- Exercise aim:
Read through the entries below and return each line with the word "Internet".

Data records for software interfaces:
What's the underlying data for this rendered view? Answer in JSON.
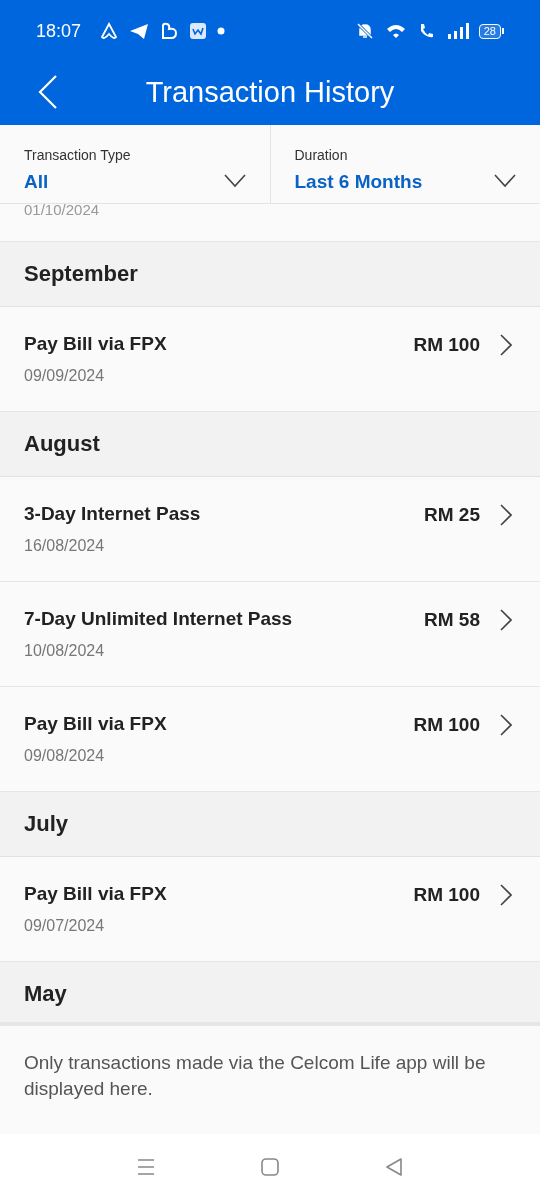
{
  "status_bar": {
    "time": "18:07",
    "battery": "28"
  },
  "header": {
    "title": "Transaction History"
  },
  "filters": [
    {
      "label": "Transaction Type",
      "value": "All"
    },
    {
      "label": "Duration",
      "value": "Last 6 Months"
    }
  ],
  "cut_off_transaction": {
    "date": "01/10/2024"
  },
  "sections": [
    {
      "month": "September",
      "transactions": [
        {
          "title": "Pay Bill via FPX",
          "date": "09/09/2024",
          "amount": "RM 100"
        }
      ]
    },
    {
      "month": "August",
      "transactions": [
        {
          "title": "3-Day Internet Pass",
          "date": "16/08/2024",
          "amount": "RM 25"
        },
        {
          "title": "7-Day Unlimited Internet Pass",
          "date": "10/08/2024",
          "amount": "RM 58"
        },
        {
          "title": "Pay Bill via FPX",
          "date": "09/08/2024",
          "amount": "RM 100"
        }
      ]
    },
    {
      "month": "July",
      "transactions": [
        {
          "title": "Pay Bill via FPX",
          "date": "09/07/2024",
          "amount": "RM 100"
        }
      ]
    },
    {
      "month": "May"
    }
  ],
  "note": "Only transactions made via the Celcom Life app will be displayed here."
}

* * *

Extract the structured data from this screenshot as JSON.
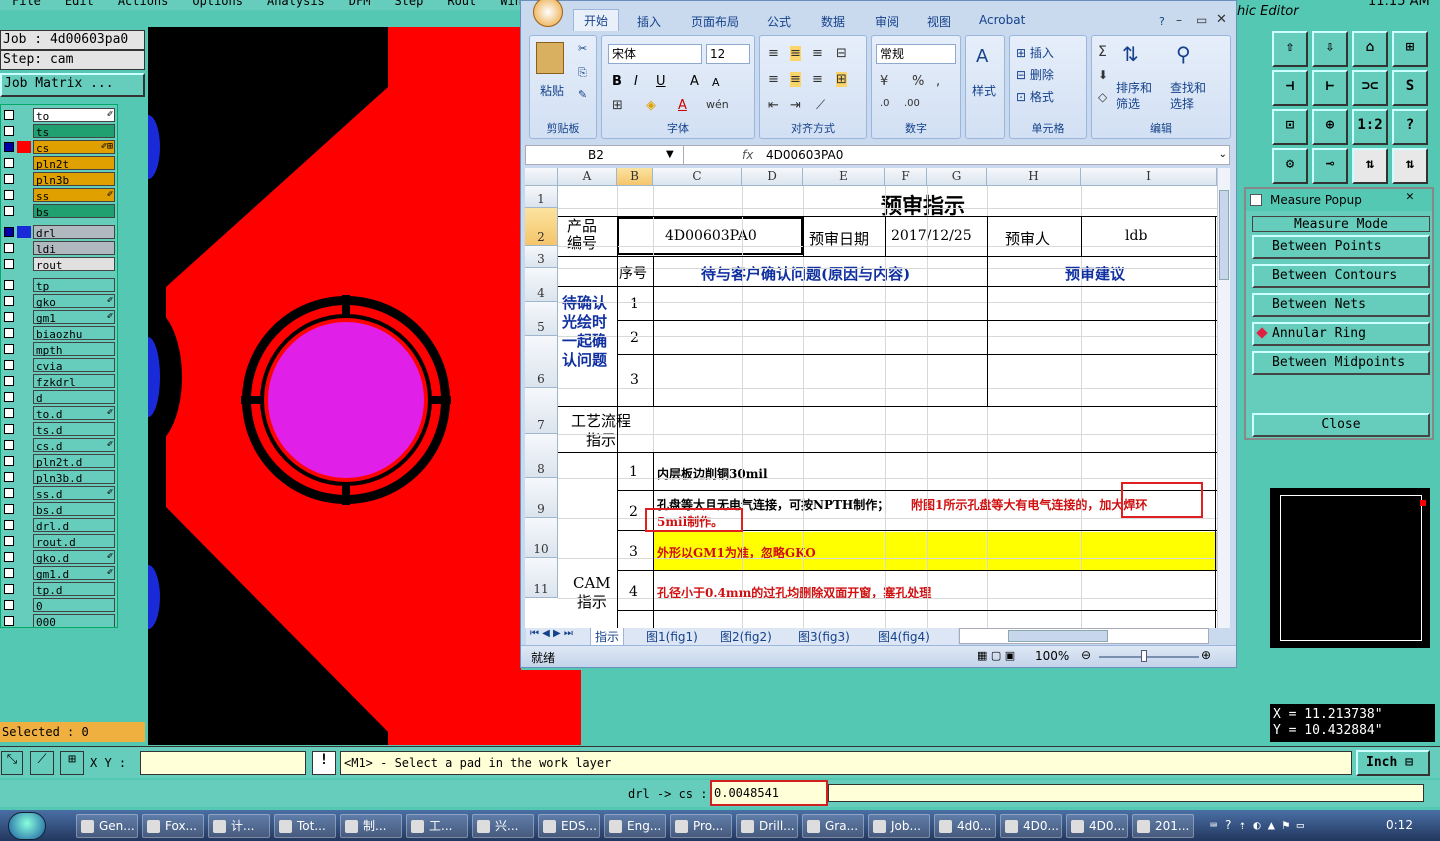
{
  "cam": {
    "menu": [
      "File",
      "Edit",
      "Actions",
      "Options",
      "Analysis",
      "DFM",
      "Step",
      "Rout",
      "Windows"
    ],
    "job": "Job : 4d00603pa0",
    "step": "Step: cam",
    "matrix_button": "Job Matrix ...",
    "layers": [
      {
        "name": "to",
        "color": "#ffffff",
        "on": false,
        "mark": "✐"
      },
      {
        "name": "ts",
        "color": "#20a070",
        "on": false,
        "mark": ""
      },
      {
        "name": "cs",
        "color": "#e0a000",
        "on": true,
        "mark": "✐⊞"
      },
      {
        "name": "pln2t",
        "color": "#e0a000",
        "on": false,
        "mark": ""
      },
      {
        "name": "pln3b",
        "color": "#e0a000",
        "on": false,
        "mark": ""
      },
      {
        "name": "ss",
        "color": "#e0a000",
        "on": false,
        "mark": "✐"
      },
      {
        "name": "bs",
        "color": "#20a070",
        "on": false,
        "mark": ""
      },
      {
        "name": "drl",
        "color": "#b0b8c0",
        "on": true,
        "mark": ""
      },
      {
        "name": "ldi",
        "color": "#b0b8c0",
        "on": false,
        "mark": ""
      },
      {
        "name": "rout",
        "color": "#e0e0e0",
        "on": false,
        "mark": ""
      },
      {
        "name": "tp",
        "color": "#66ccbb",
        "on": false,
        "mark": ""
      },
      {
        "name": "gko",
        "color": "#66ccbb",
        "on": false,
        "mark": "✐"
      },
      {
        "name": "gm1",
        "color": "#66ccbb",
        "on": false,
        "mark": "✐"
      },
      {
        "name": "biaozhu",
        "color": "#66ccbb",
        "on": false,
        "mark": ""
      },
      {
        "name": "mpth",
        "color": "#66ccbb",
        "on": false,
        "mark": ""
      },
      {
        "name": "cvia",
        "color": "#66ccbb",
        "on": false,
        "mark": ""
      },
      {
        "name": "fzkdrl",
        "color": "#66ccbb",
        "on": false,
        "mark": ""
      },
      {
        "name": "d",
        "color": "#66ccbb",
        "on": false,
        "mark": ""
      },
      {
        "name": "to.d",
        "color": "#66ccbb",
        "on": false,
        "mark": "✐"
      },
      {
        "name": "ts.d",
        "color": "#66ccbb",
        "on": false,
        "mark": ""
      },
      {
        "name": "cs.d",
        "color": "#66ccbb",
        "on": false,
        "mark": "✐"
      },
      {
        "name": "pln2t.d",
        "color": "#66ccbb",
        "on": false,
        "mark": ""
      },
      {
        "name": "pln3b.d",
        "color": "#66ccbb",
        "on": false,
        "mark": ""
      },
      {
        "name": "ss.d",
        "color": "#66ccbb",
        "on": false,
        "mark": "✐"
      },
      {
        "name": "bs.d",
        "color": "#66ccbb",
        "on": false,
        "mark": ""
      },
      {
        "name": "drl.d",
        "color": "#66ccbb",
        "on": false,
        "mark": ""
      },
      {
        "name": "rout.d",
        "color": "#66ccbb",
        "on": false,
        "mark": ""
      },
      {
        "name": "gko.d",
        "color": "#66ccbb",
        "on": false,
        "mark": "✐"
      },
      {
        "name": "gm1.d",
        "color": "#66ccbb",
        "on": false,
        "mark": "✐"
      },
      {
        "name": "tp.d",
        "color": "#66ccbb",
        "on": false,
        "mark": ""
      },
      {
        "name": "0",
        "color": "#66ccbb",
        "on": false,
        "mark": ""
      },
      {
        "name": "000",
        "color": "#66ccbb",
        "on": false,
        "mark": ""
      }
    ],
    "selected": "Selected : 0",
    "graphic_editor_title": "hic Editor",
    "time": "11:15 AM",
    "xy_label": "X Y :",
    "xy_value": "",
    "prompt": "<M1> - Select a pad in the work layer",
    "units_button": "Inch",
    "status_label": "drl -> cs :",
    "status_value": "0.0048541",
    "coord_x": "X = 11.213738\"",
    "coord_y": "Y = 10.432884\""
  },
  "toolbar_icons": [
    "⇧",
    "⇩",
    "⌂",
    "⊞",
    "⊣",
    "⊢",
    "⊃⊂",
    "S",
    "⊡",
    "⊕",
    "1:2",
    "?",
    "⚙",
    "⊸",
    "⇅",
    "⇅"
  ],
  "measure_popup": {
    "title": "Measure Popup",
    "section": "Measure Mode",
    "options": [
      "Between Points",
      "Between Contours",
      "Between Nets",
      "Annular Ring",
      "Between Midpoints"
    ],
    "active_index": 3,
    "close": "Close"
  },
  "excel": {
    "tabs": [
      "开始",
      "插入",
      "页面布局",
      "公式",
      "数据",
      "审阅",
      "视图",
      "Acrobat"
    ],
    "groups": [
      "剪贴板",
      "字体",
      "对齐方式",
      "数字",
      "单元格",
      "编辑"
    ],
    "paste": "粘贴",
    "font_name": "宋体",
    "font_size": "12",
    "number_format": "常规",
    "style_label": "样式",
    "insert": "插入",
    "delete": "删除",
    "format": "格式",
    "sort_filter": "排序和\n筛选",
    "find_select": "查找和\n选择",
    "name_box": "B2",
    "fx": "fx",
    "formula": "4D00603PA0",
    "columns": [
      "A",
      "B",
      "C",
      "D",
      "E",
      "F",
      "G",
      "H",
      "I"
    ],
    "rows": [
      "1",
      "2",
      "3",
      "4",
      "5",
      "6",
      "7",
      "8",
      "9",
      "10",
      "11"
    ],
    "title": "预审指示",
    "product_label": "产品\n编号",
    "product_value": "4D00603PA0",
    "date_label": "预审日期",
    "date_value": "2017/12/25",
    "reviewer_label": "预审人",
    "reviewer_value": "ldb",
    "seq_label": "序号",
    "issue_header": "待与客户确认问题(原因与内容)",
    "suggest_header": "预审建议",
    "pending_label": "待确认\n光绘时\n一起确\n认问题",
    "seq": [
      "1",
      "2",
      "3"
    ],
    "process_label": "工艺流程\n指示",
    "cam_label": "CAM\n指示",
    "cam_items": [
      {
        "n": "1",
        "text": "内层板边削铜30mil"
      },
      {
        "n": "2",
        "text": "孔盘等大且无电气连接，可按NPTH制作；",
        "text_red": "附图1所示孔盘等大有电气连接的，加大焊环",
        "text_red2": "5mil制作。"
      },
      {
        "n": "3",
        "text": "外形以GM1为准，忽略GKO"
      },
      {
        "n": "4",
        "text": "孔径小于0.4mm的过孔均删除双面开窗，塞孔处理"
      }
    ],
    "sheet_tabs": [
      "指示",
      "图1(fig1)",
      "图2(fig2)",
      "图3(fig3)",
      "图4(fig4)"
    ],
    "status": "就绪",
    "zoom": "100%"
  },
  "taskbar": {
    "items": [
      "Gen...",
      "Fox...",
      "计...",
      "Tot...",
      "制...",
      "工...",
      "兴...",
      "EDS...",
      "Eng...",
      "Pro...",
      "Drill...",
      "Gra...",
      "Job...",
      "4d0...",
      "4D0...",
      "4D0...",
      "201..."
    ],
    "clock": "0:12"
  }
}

- Final answer:
          "title": "3-Day Internet Pass",
          "title": "7-Day Unlimited Internet Pass",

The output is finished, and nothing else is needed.